Every marketing organization can apply the same approach to their own workforce. Rather than task one or two individuals with coming up with the content for your campaigns, why not leverage employees across the organization who are fountains of knowledge in their respective capacities? In doing so, you can produce more dynamic content for your audience, and reduce the workload for each individual.
You got the sense during Sunday night’s broadcast that the analysts savored the opportunity to offer insight at least as nuanced and valuable as the next guy, and it showed. Each analyst seemed genuinely eager to share what they knew and give audiences and insider’s perspective of the game.
For the subject matter experts working in your organization, consider that they are probably rarely asked to contribute their voices publicly to industry discourse. Embracing them as the knowledge centers that they are and rewarding them with a platform to contribute can produce inspired work and a welcome respite from the more routine aspects of their jobs.
BBTN’s experiment prevented the verbal diarrhea broadcasters are often prone to when they have to fill the air. Instead, audiences got a steady stream of concise, digestible insight from each analyst as they countered and complimented their colleagues’ perspectives with their own. The broadcast began to feel like an actual learning environment — a rare occurrence in sports commentating.
If you want your audience to retain the knowledge you share via your content, focus on making it snackable for audiences with short attention spans. To use a baseball analogy, string together some singles instead of trying to hit a home run all the time.
More Dynamic, More Engaging Content

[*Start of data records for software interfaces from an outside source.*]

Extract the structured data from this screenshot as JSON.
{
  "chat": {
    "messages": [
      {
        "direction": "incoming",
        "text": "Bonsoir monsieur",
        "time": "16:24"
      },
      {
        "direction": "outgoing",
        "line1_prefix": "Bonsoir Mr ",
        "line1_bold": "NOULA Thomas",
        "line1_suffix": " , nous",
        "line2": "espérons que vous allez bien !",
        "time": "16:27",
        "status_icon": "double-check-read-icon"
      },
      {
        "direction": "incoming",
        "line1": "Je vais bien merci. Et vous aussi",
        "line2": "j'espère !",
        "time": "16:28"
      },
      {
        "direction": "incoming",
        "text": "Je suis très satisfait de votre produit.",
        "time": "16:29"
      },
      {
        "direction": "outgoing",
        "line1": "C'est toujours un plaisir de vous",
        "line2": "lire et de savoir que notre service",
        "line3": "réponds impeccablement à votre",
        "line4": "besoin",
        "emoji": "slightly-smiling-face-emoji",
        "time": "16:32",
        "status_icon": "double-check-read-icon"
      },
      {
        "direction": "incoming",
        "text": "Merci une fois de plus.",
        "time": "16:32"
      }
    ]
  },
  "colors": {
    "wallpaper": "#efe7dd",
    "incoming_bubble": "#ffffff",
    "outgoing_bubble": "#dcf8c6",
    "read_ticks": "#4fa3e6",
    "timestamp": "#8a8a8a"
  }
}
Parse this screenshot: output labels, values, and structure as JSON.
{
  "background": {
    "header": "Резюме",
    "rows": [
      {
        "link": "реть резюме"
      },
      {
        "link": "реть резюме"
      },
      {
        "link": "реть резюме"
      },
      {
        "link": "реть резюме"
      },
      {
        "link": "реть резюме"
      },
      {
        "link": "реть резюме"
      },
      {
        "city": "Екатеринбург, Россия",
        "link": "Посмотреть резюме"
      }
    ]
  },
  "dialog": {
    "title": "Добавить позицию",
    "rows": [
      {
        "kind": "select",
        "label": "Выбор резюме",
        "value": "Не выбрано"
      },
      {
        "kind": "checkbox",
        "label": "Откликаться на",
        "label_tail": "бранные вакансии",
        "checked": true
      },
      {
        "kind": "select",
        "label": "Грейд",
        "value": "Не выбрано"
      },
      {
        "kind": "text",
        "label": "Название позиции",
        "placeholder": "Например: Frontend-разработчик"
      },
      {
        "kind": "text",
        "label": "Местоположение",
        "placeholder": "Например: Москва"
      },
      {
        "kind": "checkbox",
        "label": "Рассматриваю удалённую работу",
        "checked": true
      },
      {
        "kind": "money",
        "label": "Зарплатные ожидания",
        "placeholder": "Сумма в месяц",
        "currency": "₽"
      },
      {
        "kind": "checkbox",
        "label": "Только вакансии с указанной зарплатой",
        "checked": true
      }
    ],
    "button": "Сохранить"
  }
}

You might think seven commentators calling a game could get a little unruly or chaotic, but quite the opposite took place. The banter between was less inane than usual; it moved along crisply, was at times funny, and enlivened the broadcast during lulls in action. Rather than fade into the background, the in-game analysis was as engaging as the ball game itself.
Crowd-sourcing or leveraging fellow employees doesn’t have to be central to your content strategy, but it can be an excellent compliment to your usual efforts, especially once they start to feel stale.
It’s unclear if BBTN will continue with their experimental format. On evidence of Sunday night’s broadcast, here’s hoping they do.